What do you consider a highlight in your internship?

I consider two highlights of my internship. First is the ASEAN Ministerial Meeting. It was definitely a highlight as the event is one of the highest-level of politics in Asia, especially in South East Asia. I also felt proud to be part of the Philippine delegation and assist them in the event where they had bilaterel meetings with countries such as the EU, USA and Russia. It’s quite amazing for me, especially as I’ve been studying about these people in my Bachelor and my participation in MUNs. It’s embarrassing to admit, but there were a number of times where I was starstrucked. I saw the likes of Julie Bishop (she had amazing shoes) the Australian Foreign Minister, and Federica Mogherini, the EU High Commissioner. I even managed to take a personal souvenir of the event; I took a picture of the EU High Commissioner shaking hands with the Philippine Secretary of Foreign Affairs, Albert del Rosario, at the start of their bilateral meeting.
I also consider the consular mission to Sabah a highlight of my internship. The situation in Sabah is extremely complicated that despite a huge majority of Filipinos living and/or working there, the Philippines is unable to set up a mission to provide for them due to political difficulties. That’s why the Embassy arranges a consular mission every two to three weeks to visit the different parts of Sabah, and once a year or so, Sarawak. Sabah and Sarawak form the two Malaysian states in Borneo. The trip was an eye-opening experience and extremely humbling. We encountered a number of people who had travelled the evening before via bus to reach the mission in Kota Kinabalu in the early morning and were in a hurry to leave in order to reach their home before the curfew had started. There was also a time where a mother of one of our applicants came to the mission stating that her son had been arrested by the police for his lack of proper documentation.

What did you not expect to do in this work field?

There’s a stereotype of diplomats, that they have easy hours and dinner parties all the time. I experienced that working at an embassy is tough and that yes, there are dinner parties but you always have to be prepared as you’re representing your country. Diplomatic parties and events are actually extras to your work. So to say, they’re on top of whatever normal work you do but it’s a must to attend. As one of my colleagues said, it’s not the event itself but the people you meet.

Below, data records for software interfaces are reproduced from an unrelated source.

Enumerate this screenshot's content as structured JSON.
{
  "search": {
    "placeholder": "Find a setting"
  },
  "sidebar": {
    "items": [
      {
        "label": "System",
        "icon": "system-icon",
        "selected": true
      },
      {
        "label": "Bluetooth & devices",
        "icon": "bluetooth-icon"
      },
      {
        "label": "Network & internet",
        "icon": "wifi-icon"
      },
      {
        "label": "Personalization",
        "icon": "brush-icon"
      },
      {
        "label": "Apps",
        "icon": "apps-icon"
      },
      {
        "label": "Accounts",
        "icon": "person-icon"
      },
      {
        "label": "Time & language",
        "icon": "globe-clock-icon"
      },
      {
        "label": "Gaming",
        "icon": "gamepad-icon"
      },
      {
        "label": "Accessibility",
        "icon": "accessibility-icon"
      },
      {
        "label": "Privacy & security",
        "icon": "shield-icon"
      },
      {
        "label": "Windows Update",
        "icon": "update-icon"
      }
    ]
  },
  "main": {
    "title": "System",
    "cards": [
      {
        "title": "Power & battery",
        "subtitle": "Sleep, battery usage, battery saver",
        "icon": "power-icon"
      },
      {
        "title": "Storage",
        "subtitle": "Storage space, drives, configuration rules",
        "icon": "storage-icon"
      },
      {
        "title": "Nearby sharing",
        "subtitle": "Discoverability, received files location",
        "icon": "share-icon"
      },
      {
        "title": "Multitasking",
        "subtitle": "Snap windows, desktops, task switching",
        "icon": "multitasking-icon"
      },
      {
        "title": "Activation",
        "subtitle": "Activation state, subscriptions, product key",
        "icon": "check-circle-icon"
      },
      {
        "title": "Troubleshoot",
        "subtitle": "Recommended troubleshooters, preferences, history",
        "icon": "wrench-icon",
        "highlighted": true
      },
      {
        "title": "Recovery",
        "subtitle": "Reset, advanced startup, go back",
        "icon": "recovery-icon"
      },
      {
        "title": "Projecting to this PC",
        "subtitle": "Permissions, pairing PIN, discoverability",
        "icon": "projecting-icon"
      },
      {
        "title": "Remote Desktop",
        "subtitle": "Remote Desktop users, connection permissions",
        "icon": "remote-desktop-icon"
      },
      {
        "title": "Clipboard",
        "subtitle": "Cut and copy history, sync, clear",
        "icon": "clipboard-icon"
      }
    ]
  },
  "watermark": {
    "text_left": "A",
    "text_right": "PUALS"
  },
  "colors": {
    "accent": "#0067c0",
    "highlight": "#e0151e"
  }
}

What do you like most about your work?

The people, they were supportive and made work fun. It was an honour to work under Ambassador Malaya and the whole KLPE team. There were a lot of laughs. They actually thought I didn’t know how to speak Filipino so they were surprised when they met me and heard me speak Filipino with a strong provincial accent. There was also a lot of Filipino food! Eating all together is very typical in our culture so it felt quite home.


What has the hardest thing been in your work?

The work is quite unpredictable, you never know what’s going to happen next or when you’d manage to go home that day but I was quite eager to do as much as I can during my time there, so it wasn’t an issue.

Do you want to pursue work in this field?

It’s on the top of my career list! I find the work tough, it never really stops. There’s no such thing as a strict 9-6 working hours or weekends, but the work is dynamic, interesting, and best of all, fulfilling.

If so, how is your next study choice affected by it?

The great thing with diplomacy is that you don’t necessarily need to be an expert in one particular field but rather knowledgeable in a number of subjects so there’s no strict academic requirement.

About the author


Brian Megens studies Media Culture at Maastricht University. He was a contributor to the Maastricht Students blog from August 2014 to April 2016.